Not long after Boston was settled, a wealthy merchant named Robert Gibbs commissioned three paintings of his young children. They are among the finest of the few extant portraits made in New England in the seventeenth century. The artist who painted Margaret Gibbs [1995.800], the eldest at...
Not long after Boston was settled, a wealthy merchant named Robert Gibbs commissioned three paintings of his young children. They are among the finest of the few extant portraits made in New England in the seventeenth century. The artist who painted Margaret Gibbs [1995.800], the eldest at seven, and her brothers—Robert, aged four and a half, and Henry, aged one and a half (Clay Center for the Arts and Sciences, Charleston, West Virginia)—is unknown. However, it is thought that the same artist created likenesses of John and Elizabeth Freake and their baby Mary (in two portraits now at the Worcester Art Museum, Massachusetts) in 1674. The artist is thus known as the Freake-Gibbs painter and is considered one of the most skilled portraitists of the seventeenth-century colonies, possessing an exceptional sense of design and an admirable feel for color. Probably trained in provincial England, the Freake-Gibbs painter worked in a flat style derived from Elizabethan art, which emphasized color and pattern. As was customary for portraits at the time, the children appear like adults in pose and manner. Robert Gibbs, the father, was the fourth son of Sir Henry Gibbs. With Sir Henry’s title and estate destined to pass to his eldest son, Robert opted to make his own fortune in the colonies, emigrating from England to Boston in 1658. He married Elizabeth Sheafe of Cambridge, Massachusetts, in 1660; in the same year, Elizabeth received a considerable inheritance from her grandfather. Two years later, the couple began construction of a sizeable home on Fort Hill; built at an estimated cost of £3,000, it was one of the most expensive houses in seventeenth-century Boston. Wealth also allowed the Gibbses to commission portraits of their three children in 1670. The depictions of their daughter and sons in all their finery are evidence of both the materialism and the prosperity of an early Boston family.

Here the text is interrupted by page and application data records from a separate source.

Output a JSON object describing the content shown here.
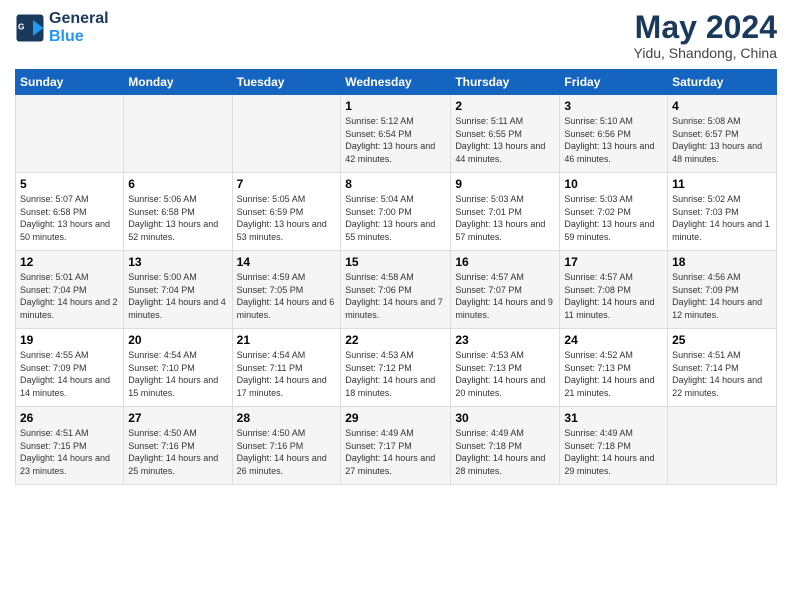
{
  "logo": {
    "line1": "General",
    "line2": "Blue"
  },
  "title": "May 2024",
  "location": "Yidu, Shandong, China",
  "days_of_week": [
    "Sunday",
    "Monday",
    "Tuesday",
    "Wednesday",
    "Thursday",
    "Friday",
    "Saturday"
  ],
  "weeks": [
    [
      {
        "day": "",
        "info": ""
      },
      {
        "day": "",
        "info": ""
      },
      {
        "day": "",
        "info": ""
      },
      {
        "day": "1",
        "info": "Sunrise: 5:12 AM\nSunset: 6:54 PM\nDaylight: 13 hours and 42 minutes."
      },
      {
        "day": "2",
        "info": "Sunrise: 5:11 AM\nSunset: 6:55 PM\nDaylight: 13 hours and 44 minutes."
      },
      {
        "day": "3",
        "info": "Sunrise: 5:10 AM\nSunset: 6:56 PM\nDaylight: 13 hours and 46 minutes."
      },
      {
        "day": "4",
        "info": "Sunrise: 5:08 AM\nSunset: 6:57 PM\nDaylight: 13 hours and 48 minutes."
      }
    ],
    [
      {
        "day": "5",
        "info": "Sunrise: 5:07 AM\nSunset: 6:58 PM\nDaylight: 13 hours and 50 minutes."
      },
      {
        "day": "6",
        "info": "Sunrise: 5:06 AM\nSunset: 6:58 PM\nDaylight: 13 hours and 52 minutes."
      },
      {
        "day": "7",
        "info": "Sunrise: 5:05 AM\nSunset: 6:59 PM\nDaylight: 13 hours and 53 minutes."
      },
      {
        "day": "8",
        "info": "Sunrise: 5:04 AM\nSunset: 7:00 PM\nDaylight: 13 hours and 55 minutes."
      },
      {
        "day": "9",
        "info": "Sunrise: 5:03 AM\nSunset: 7:01 PM\nDaylight: 13 hours and 57 minutes."
      },
      {
        "day": "10",
        "info": "Sunrise: 5:03 AM\nSunset: 7:02 PM\nDaylight: 13 hours and 59 minutes."
      },
      {
        "day": "11",
        "info": "Sunrise: 5:02 AM\nSunset: 7:03 PM\nDaylight: 14 hours and 1 minute."
      }
    ],
    [
      {
        "day": "12",
        "info": "Sunrise: 5:01 AM\nSunset: 7:04 PM\nDaylight: 14 hours and 2 minutes."
      },
      {
        "day": "13",
        "info": "Sunrise: 5:00 AM\nSunset: 7:04 PM\nDaylight: 14 hours and 4 minutes."
      },
      {
        "day": "14",
        "info": "Sunrise: 4:59 AM\nSunset: 7:05 PM\nDaylight: 14 hours and 6 minutes."
      },
      {
        "day": "15",
        "info": "Sunrise: 4:58 AM\nSunset: 7:06 PM\nDaylight: 14 hours and 7 minutes."
      },
      {
        "day": "16",
        "info": "Sunrise: 4:57 AM\nSunset: 7:07 PM\nDaylight: 14 hours and 9 minutes."
      },
      {
        "day": "17",
        "info": "Sunrise: 4:57 AM\nSunset: 7:08 PM\nDaylight: 14 hours and 11 minutes."
      },
      {
        "day": "18",
        "info": "Sunrise: 4:56 AM\nSunset: 7:09 PM\nDaylight: 14 hours and 12 minutes."
      }
    ],
    [
      {
        "day": "19",
        "info": "Sunrise: 4:55 AM\nSunset: 7:09 PM\nDaylight: 14 hours and 14 minutes."
      },
      {
        "day": "20",
        "info": "Sunrise: 4:54 AM\nSunset: 7:10 PM\nDaylight: 14 hours and 15 minutes."
      },
      {
        "day": "21",
        "info": "Sunrise: 4:54 AM\nSunset: 7:11 PM\nDaylight: 14 hours and 17 minutes."
      },
      {
        "day": "22",
        "info": "Sunrise: 4:53 AM\nSunset: 7:12 PM\nDaylight: 14 hours and 18 minutes."
      },
      {
        "day": "23",
        "info": "Sunrise: 4:53 AM\nSunset: 7:13 PM\nDaylight: 14 hours and 20 minutes."
      },
      {
        "day": "24",
        "info": "Sunrise: 4:52 AM\nSunset: 7:13 PM\nDaylight: 14 hours and 21 minutes."
      },
      {
        "day": "25",
        "info": "Sunrise: 4:51 AM\nSunset: 7:14 PM\nDaylight: 14 hours and 22 minutes."
      }
    ],
    [
      {
        "day": "26",
        "info": "Sunrise: 4:51 AM\nSunset: 7:15 PM\nDaylight: 14 hours and 23 minutes."
      },
      {
        "day": "27",
        "info": "Sunrise: 4:50 AM\nSunset: 7:16 PM\nDaylight: 14 hours and 25 minutes."
      },
      {
        "day": "28",
        "info": "Sunrise: 4:50 AM\nSunset: 7:16 PM\nDaylight: 14 hours and 26 minutes."
      },
      {
        "day": "29",
        "info": "Sunrise: 4:49 AM\nSunset: 7:17 PM\nDaylight: 14 hours and 27 minutes."
      },
      {
        "day": "30",
        "info": "Sunrise: 4:49 AM\nSunset: 7:18 PM\nDaylight: 14 hours and 28 minutes."
      },
      {
        "day": "31",
        "info": "Sunrise: 4:49 AM\nSunset: 7:18 PM\nDaylight: 14 hours and 29 minutes."
      },
      {
        "day": "",
        "info": ""
      }
    ]
  ]
}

Even though he is only four and a half years old, Robert appears to be a serious, composed, and mature person. He is dressed in a fashionable and richly ornamented gown with puffed sleeves, starched linen collar, and apron. The gold-trimmed false sleeves hanging down his back, visible at left, are a vestige of medieval dress and were also held by adults to steady toddlers as they learned to walk. He stands with one hand on his hip and the other holding his gloves, a typical gentleman’s pose. The pattern on the floor in both portraits is either black-and-white tile or, more likely, a wooden floor or floor cloth painted to simulate tiling. This checkerboard floor, the dark neutral background, and the inscription of the year and ages of the sitters are indications of seventeenth-century Dutch influence on English and subsequently American art. The period frame of the picture is painted black and is made from eastern white American pine, thus indicating that it was crafted in New England. This text was adapted and expanded by Cody Hartley from Carol Troyen and Janet Comey, Amerikakaigakodomo no sekai [Children in American art], exh. cat. (Nagoya, Japan: Nagoya/Boston Museum of Fine Arts, 2007), and from Elliot Bostwick Davis et al., American Painting[http://www.mfashop.com/9020398034.html], MFA Highlights (Boston: MFA Publications, 2003).
Upper right: AE 4 1/2 Ao 1670
By 1879, Sarah B. Hagar, Weston, Mass. Descended in the family to Anne Hagar Damon, great-great-great-granddaughter of the sitter; about 1926, by inheritance to her son, Theron J. Damon (b. 1883), Worcester, Mass.; 1969, sold by Theron J. Damon to the MFA. (Accession Date: November 19, 1969)
M. and M. Karolik Fund